In addition to the direct impacts of poisoning, owls are also admitted due to secondary impacts resulting from deteriorating health. This includes being hit by cars, flying into structures or being able only to hunt sick or poisoned prey.

Alternatives to rat poison would help conserve as many of these dwindling owl populations as possible. Live-catching rats or mice is the most environmentally friendly method of controlling these pests, which can then be donated to reptiles or raptor sanctuaries.

“Placing T-perches on the boundaries of a property will encourage owls and other birds of prey to hunt on your property. With more suitable hunting sites created this way, there would be fewer raptors crossing busy roads in search of prey. This would lead to a decrease in vehicle collisions.” says Saunders.

Animal scientist Naomi Lupton said on Facebook that some local farmers’ strategies to protect their stock “have had a huge negative impact on birds of prey”. These include barely visible electric fencing and poisons intended to deter predators such as jackals, stray dogs and caracals.

To learn more about how these birds of prey and humans are interacting, I spoke to Crispin Hemson, co-ordinator of Friends of Pigeon Valley, a dedicated group taking care of Pigeon Valley Nature, a small nature reserve at the heart of Glenwood, Durban.

“In some ways, urban areas offer raptors great opportunities,” says Hemson. “For example, the sheer numbers of birds, such as the ubiquitous rock doves, hadedas and vervet monkeys – for Crowned eagles – and the abundant birdlife in many suburban gardens.

“Birds like Lanner falcons and Spotted eagle-owls may thrive.
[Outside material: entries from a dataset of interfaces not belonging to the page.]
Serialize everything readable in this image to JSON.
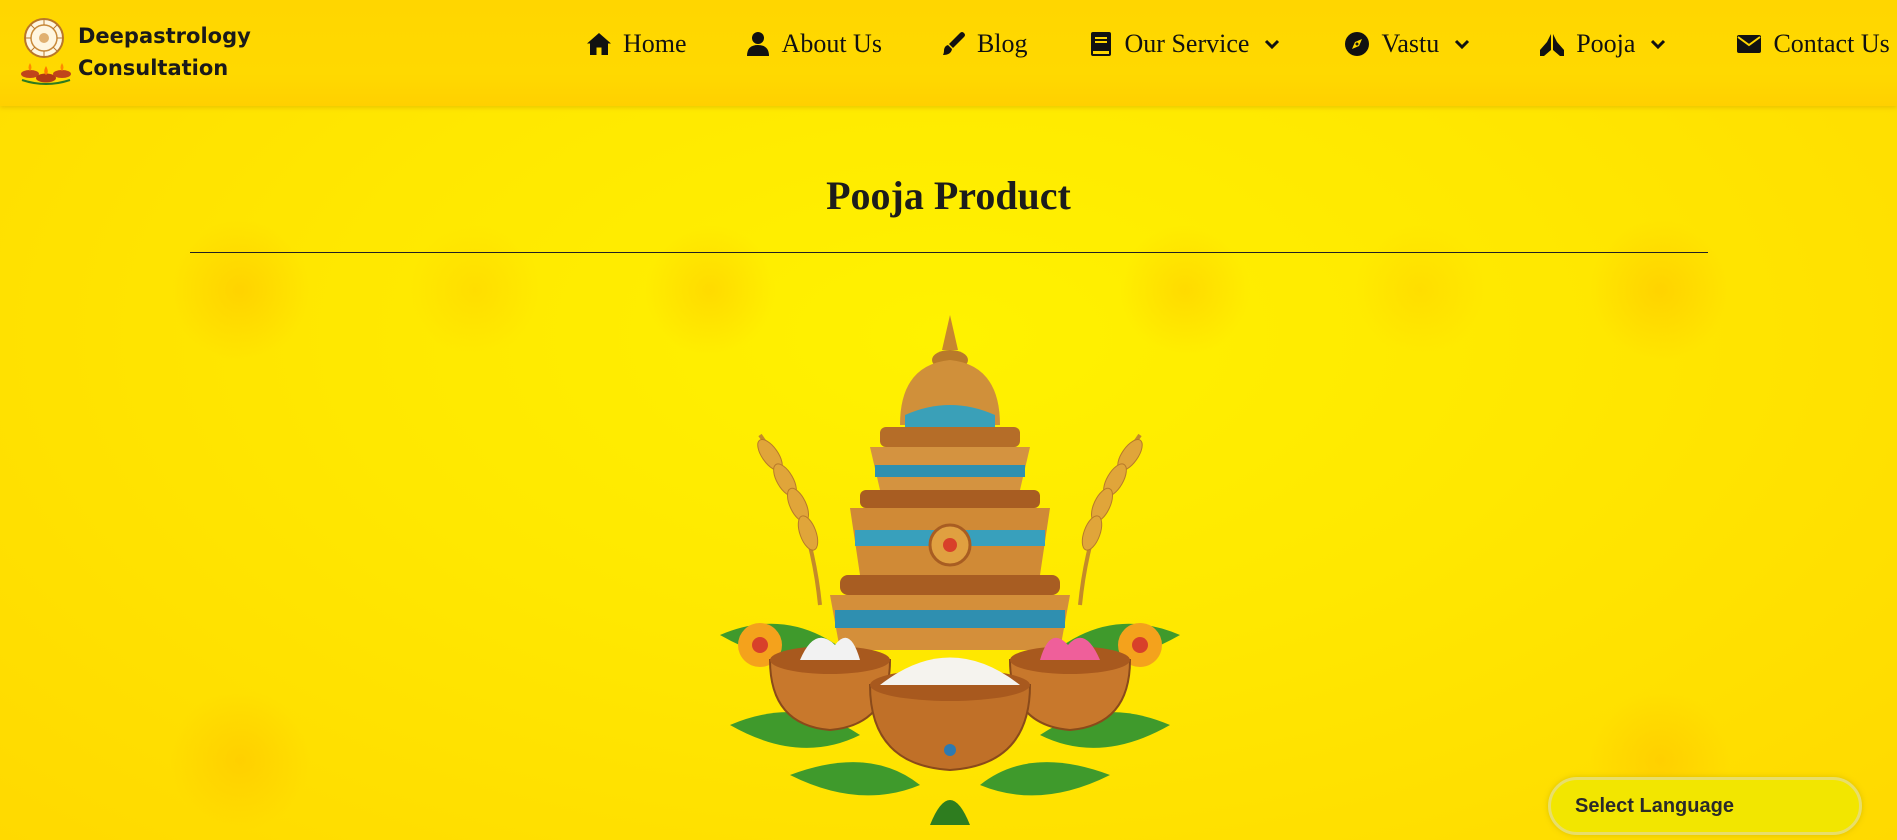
{
  "header": {
    "brand_line1": "Deepastrology",
    "brand_line2": "Consultation",
    "nav": [
      {
        "label": "Home",
        "icon": "home-icon"
      },
      {
        "label": "About Us",
        "icon": "user-icon"
      },
      {
        "label": "Blog",
        "icon": "pen-brush-icon"
      },
      {
        "label": "Our Service",
        "icon": "book-icon",
        "dropdown": true
      },
      {
        "label": "Vastu",
        "icon": "compass-icon",
        "dropdown": true
      },
      {
        "label": "Pooja",
        "icon": "praying-hands-icon",
        "dropdown": true
      },
      {
        "label": "Contact Us",
        "icon": "envelope-icon"
      }
    ]
  },
  "main": {
    "title": "Pooja Product"
  },
  "language_selector": {
    "label": "Select Language"
  },
  "colors": {
    "background": "#ffe600",
    "header": "#ffd600",
    "text": "#111111"
  }
}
The Black sparrowhawk has adapted well to areas like parks that are not fully natural environments. African Harrier-Hawks have become adept at targeting birds like weavers, which are often numerous in suburbs.

“However, the threats are also significant. A particular danger for owls is the use of rat poison, as rats are among their favourite food and eating a rat that has been poisoned will almost certainly kill the owl.

“Owls in southern Africa have been perceived as bringing bad luck and can be stoned by people. Crowned eagles are under threat as immature eagles, in particular, may take small dogs and cats, and irate pet owners have been known to shoot them.

“We had a local person demanding that a visiting juvenile Crowned eagle be moved elsewhere.

Similarly, Black sparrowhawks, excellent at hunting, sometimes take racing pigeons, which can provoke hostile reactions.”

The bottom line is that we are not doing enough to protect these creatures with whom we share this land. Hordes of European birdwatchers flock to our shores every year just to get a glimpse of these beautiful birds.

Next time you see a bird of prey perching on a street light or power line pole, stop and just admire it for a few minutes. You may not get an opportunity to see it again.

Naidoo is an environmental journalist and activist.

This article is original to the The African. To republish, see terms and conditions.